Directions for this task: Copy every entry exactly as given, minus the images.

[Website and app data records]
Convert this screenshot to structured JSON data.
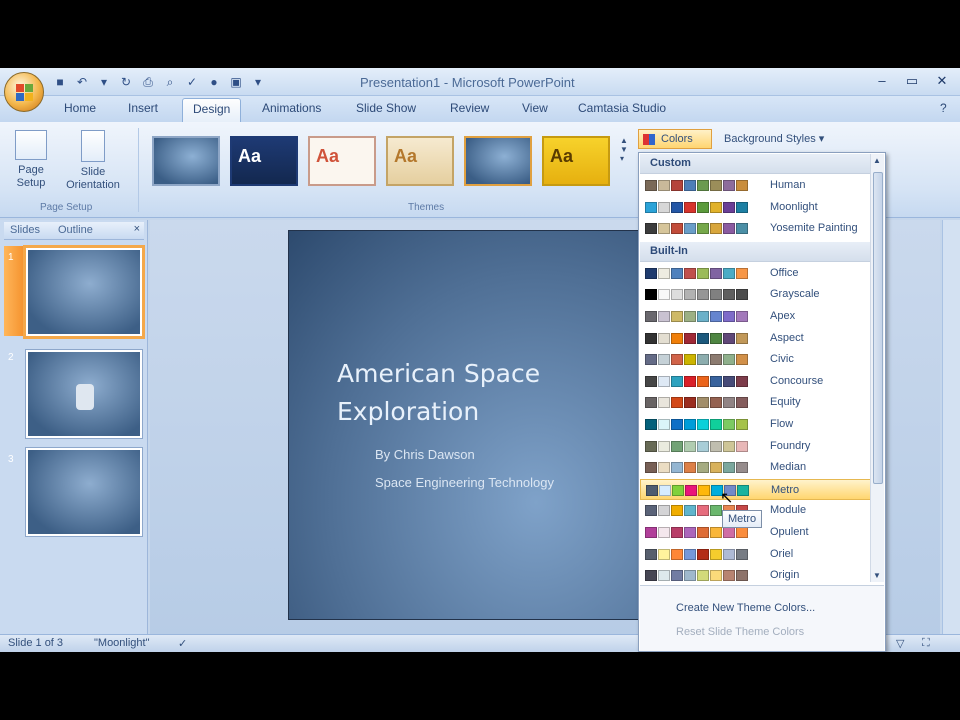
{
  "window": {
    "title": "Presentation1 - Microsoft PowerPoint",
    "controls": [
      "–",
      "▭",
      "✕"
    ]
  },
  "tabs": [
    "Home",
    "Insert",
    "Design",
    "Animations",
    "Slide Show",
    "Review",
    "View",
    "Camtasia Studio"
  ],
  "active_tab": "Design",
  "ribbon": {
    "page_setup": {
      "button1": "Page Setup",
      "button2": "Slide Orientation",
      "group": "Page Setup"
    },
    "themes": {
      "group": "Themes",
      "sample": "Aa"
    },
    "colors_button": "Colors",
    "background_styles": "Background Styles"
  },
  "slides_pane": {
    "tabs": [
      "Slides",
      "Outline"
    ],
    "numbers": [
      "1",
      "2",
      "3"
    ]
  },
  "slide": {
    "title_line1": "American Space",
    "title_line2": "Exploration",
    "subtitle1": "By Chris Dawson",
    "subtitle2": "Space Engineering Technology"
  },
  "statusbar": {
    "slide_info": "Slide 1 of 3",
    "theme": "\"Moonlight\""
  },
  "colors_menu": {
    "custom_header": "Custom",
    "builtin_header": "Built-In",
    "custom": [
      {
        "name": "Human",
        "colors": [
          "#7b6a58",
          "#c9b99a",
          "#b5443b",
          "#4d7eb8",
          "#6a9a4f",
          "#9b8e5a",
          "#8d6c9c",
          "#c98d3c"
        ]
      },
      {
        "name": "Moonlight",
        "colors": [
          "#2ba3d8",
          "#d7d7d7",
          "#2457a6",
          "#d6342c",
          "#5b9a3b",
          "#e1b22a",
          "#6a3f96",
          "#1d7fa3"
        ]
      },
      {
        "name": "Yosemite Painting",
        "colors": [
          "#3c3c3c",
          "#d6c59a",
          "#c24c3a",
          "#6a9ec8",
          "#76a84a",
          "#d8a63c",
          "#8a5ba0",
          "#4b8fa6"
        ]
      }
    ],
    "builtin": [
      {
        "name": "Office",
        "colors": [
          "#1f3b6e",
          "#eeece1",
          "#4f81bd",
          "#c0504d",
          "#9bbb59",
          "#8064a2",
          "#4bacc6",
          "#f79646"
        ]
      },
      {
        "name": "Grayscale",
        "colors": [
          "#000000",
          "#f8f8f8",
          "#dddddd",
          "#b2b2b2",
          "#969696",
          "#808080",
          "#5f5f5f",
          "#4d4d4d"
        ]
      },
      {
        "name": "Apex",
        "colors": [
          "#69676d",
          "#c9c2d1",
          "#ceb966",
          "#9cb084",
          "#6bb1c9",
          "#6585cf",
          "#7e6bc9",
          "#a379bb"
        ]
      },
      {
        "name": "Aspect",
        "colors": [
          "#323232",
          "#e3ded1",
          "#f07f09",
          "#9f2936",
          "#1b587c",
          "#4e8542",
          "#604878",
          "#c19859"
        ]
      },
      {
        "name": "Civic",
        "colors": [
          "#646b86",
          "#c5d1d7",
          "#d16349",
          "#ccb400",
          "#8cadae",
          "#8c7b70",
          "#8fb08c",
          "#d19049"
        ]
      },
      {
        "name": "Concourse",
        "colors": [
          "#464646",
          "#dee9f5",
          "#2da2bf",
          "#da1f28",
          "#eb641b",
          "#39639d",
          "#474b78",
          "#7d3c4a"
        ]
      },
      {
        "name": "Equity",
        "colors": [
          "#696464",
          "#e9e5dc",
          "#d34817",
          "#9b2d1f",
          "#a28e6a",
          "#956251",
          "#918485",
          "#855d5d"
        ]
      },
      {
        "name": "Flow",
        "colors": [
          "#04617b",
          "#dbf5f9",
          "#0f6fc6",
          "#009dd9",
          "#0bd0d9",
          "#10cf9b",
          "#7cca62",
          "#a5c249"
        ]
      },
      {
        "name": "Foundry",
        "colors": [
          "#676a55",
          "#eaebde",
          "#72a376",
          "#b0ccb0",
          "#a8cdd7",
          "#c0beaf",
          "#cec597",
          "#e8b7b7"
        ]
      },
      {
        "name": "Median",
        "colors": [
          "#775f55",
          "#ebddc3",
          "#94b6d2",
          "#dd8047",
          "#a5ab81",
          "#d8b25c",
          "#7ba79d",
          "#968c8c"
        ]
      },
      {
        "name": "Metro",
        "colors": [
          "#4e5b6f",
          "#d6ecff",
          "#7fd13b",
          "#ea157a",
          "#feb80a",
          "#00addc",
          "#738ac8",
          "#1ab39f"
        ]
      },
      {
        "name": "Module",
        "colors": [
          "#5a6378",
          "#d4d4d6",
          "#f0ad00",
          "#60b5cc",
          "#e66c7d",
          "#6bb76d",
          "#e88651",
          "#c64847"
        ]
      },
      {
        "name": "Opulent",
        "colors": [
          "#b13f9a",
          "#f4e7ed",
          "#b83d68",
          "#ac66bb",
          "#de6c36",
          "#f9b639",
          "#cf6da4",
          "#fa8d3d"
        ]
      },
      {
        "name": "Oriel",
        "colors": [
          "#575f6d",
          "#fff39d",
          "#fe8637",
          "#7598d9",
          "#b32c16",
          "#f5cd2d",
          "#aebad5",
          "#777c84"
        ]
      },
      {
        "name": "Origin",
        "colors": [
          "#464653",
          "#dde9ec",
          "#727ca3",
          "#9fb8cd",
          "#d2da7a",
          "#fada7a",
          "#b88472",
          "#8e736a"
        ]
      }
    ],
    "hover_item": "Metro",
    "tooltip": "Metro",
    "create_new": "Create New Theme Colors...",
    "reset": "Reset Slide Theme Colors"
  }
}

Task response:
Convert this screenshot to structured JSON data.
{
  "window": {
    "title": "Presentation1 - Microsoft PowerPoint",
    "controls": [
      "–",
      "▭",
      "✕"
    ]
  },
  "tabs": [
    "Home",
    "Insert",
    "Design",
    "Animations",
    "Slide Show",
    "Review",
    "View",
    "Camtasia Studio"
  ],
  "active_tab": "Design",
  "ribbon": {
    "page_setup": {
      "button1": "Page Setup",
      "button2": "Slide Orientation",
      "group": "Page Setup"
    },
    "themes": {
      "group": "Themes",
      "sample": "Aa"
    },
    "colors_button": "Colors",
    "background_styles": "Background Styles"
  },
  "slides_pane": {
    "tabs": [
      "Slides",
      "Outline"
    ],
    "numbers": [
      "1",
      "2",
      "3"
    ]
  },
  "slide": {
    "title_line1": "American Space",
    "title_line2": "Exploration",
    "subtitle1": "By Chris Dawson",
    "subtitle2": "Space Engineering Technology"
  },
  "statusbar": {
    "slide_info": "Slide 1 of 3",
    "theme": "\"Moonlight\""
  },
  "colors_menu": {
    "custom_header": "Custom",
    "builtin_header": "Built-In",
    "custom": [
      {
        "name": "Human",
        "colors": [
          "#7b6a58",
          "#c9b99a",
          "#b5443b",
          "#4d7eb8",
          "#6a9a4f",
          "#9b8e5a",
          "#8d6c9c",
          "#c98d3c"
        ]
      },
      {
        "name": "Moonlight",
        "colors": [
          "#2ba3d8",
          "#d7d7d7",
          "#2457a6",
          "#d6342c",
          "#5b9a3b",
          "#e1b22a",
          "#6a3f96",
          "#1d7fa3"
        ]
      },
      {
        "name": "Yosemite Painting",
        "colors": [
          "#3c3c3c",
          "#d6c59a",
          "#c24c3a",
          "#6a9ec8",
          "#76a84a",
          "#d8a63c",
          "#8a5ba0",
          "#4b8fa6"
        ]
      }
    ],
    "builtin": [
      {
        "name": "Office",
        "colors": [
          "#1f3b6e",
          "#eeece1",
          "#4f81bd",
          "#c0504d",
          "#9bbb59",
          "#8064a2",
          "#4bacc6",
          "#f79646"
        ]
      },
      {
        "name": "Grayscale",
        "colors": [
          "#000000",
          "#f8f8f8",
          "#dddddd",
          "#b2b2b2",
          "#969696",
          "#808080",
          "#5f5f5f",
          "#4d4d4d"
        ]
      },
      {
        "name": "Apex",
        "colors": [
          "#69676d",
          "#c9c2d1",
          "#ceb966",
          "#9cb084",
          "#6bb1c9",
          "#6585cf",
          "#7e6bc9",
          "#a379bb"
        ]
      },
      {
        "name": "Aspect",
        "colors": [
          "#323232",
          "#e3ded1",
          "#f07f09",
          "#9f2936",
          "#1b587c",
          "#4e8542",
          "#604878",
          "#c19859"
        ]
      },
      {
        "name": "Civic",
        "colors": [
          "#646b86",
          "#c5d1d7",
          "#d16349",
          "#ccb400",
          "#8cadae",
          "#8c7b70",
          "#8fb08c",
          "#d19049"
        ]
      },
      {
        "name": "Concourse",
        "colors": [
          "#464646",
          "#dee9f5",
          "#2da2bf",
          "#da1f28",
          "#eb641b",
          "#39639d",
          "#474b78",
          "#7d3c4a"
        ]
      },
      {
        "name": "Equity",
        "colors": [
          "#696464",
          "#e9e5dc",
          "#d34817",
          "#9b2d1f",
          "#a28e6a",
          "#956251",
          "#918485",
          "#855d5d"
        ]
      },
      {
        "name": "Flow",
        "colors": [
          "#04617b",
          "#dbf5f9",
          "#0f6fc6",
          "#009dd9",
          "#0bd0d9",
          "#10cf9b",
          "#7cca62",
          "#a5c249"
        ]
      },
      {
        "name": "Foundry",
        "colors": [
          "#676a55",
          "#eaebde",
          "#72a376",
          "#b0ccb0",
          "#a8cdd7",
          "#c0beaf",
          "#cec597",
          "#e8b7b7"
        ]
      },
      {
        "name": "Median",
        "colors": [
          "#775f55",
          "#ebddc3",
          "#94b6d2",
          "#dd8047",
          "#a5ab81",
          "#d8b25c",
          "#7ba79d",
          "#968c8c"
        ]
      },
      {
        "name": "Metro",
        "colors": [
          "#4e5b6f",
          "#d6ecff",
          "#7fd13b",
          "#ea157a",
          "#feb80a",
          "#00addc",
          "#738ac8",
          "#1ab39f"
        ]
      },
      {
        "name": "Module",
        "colors": [
          "#5a6378",
          "#d4d4d6",
          "#f0ad00",
          "#60b5cc",
          "#e66c7d",
          "#6bb76d",
          "#e88651",
          "#c64847"
        ]
      },
      {
        "name": "Opulent",
        "colors": [
          "#b13f9a",
          "#f4e7ed",
          "#b83d68",
          "#ac66bb",
          "#de6c36",
          "#f9b639",
          "#cf6da4",
          "#fa8d3d"
        ]
      },
      {
        "name": "Oriel",
        "colors": [
          "#575f6d",
          "#fff39d",
          "#fe8637",
          "#7598d9",
          "#b32c16",
          "#f5cd2d",
          "#aebad5",
          "#777c84"
        ]
      },
      {
        "name": "Origin",
        "colors": [
          "#464653",
          "#dde9ec",
          "#727ca3",
          "#9fb8cd",
          "#d2da7a",
          "#fada7a",
          "#b88472",
          "#8e736a"
        ]
      }
    ],
    "hover_item": "Metro",
    "tooltip": "Metro",
    "create_new": "Create New Theme Colors...",
    "reset": "Reset Slide Theme Colors"
  }
}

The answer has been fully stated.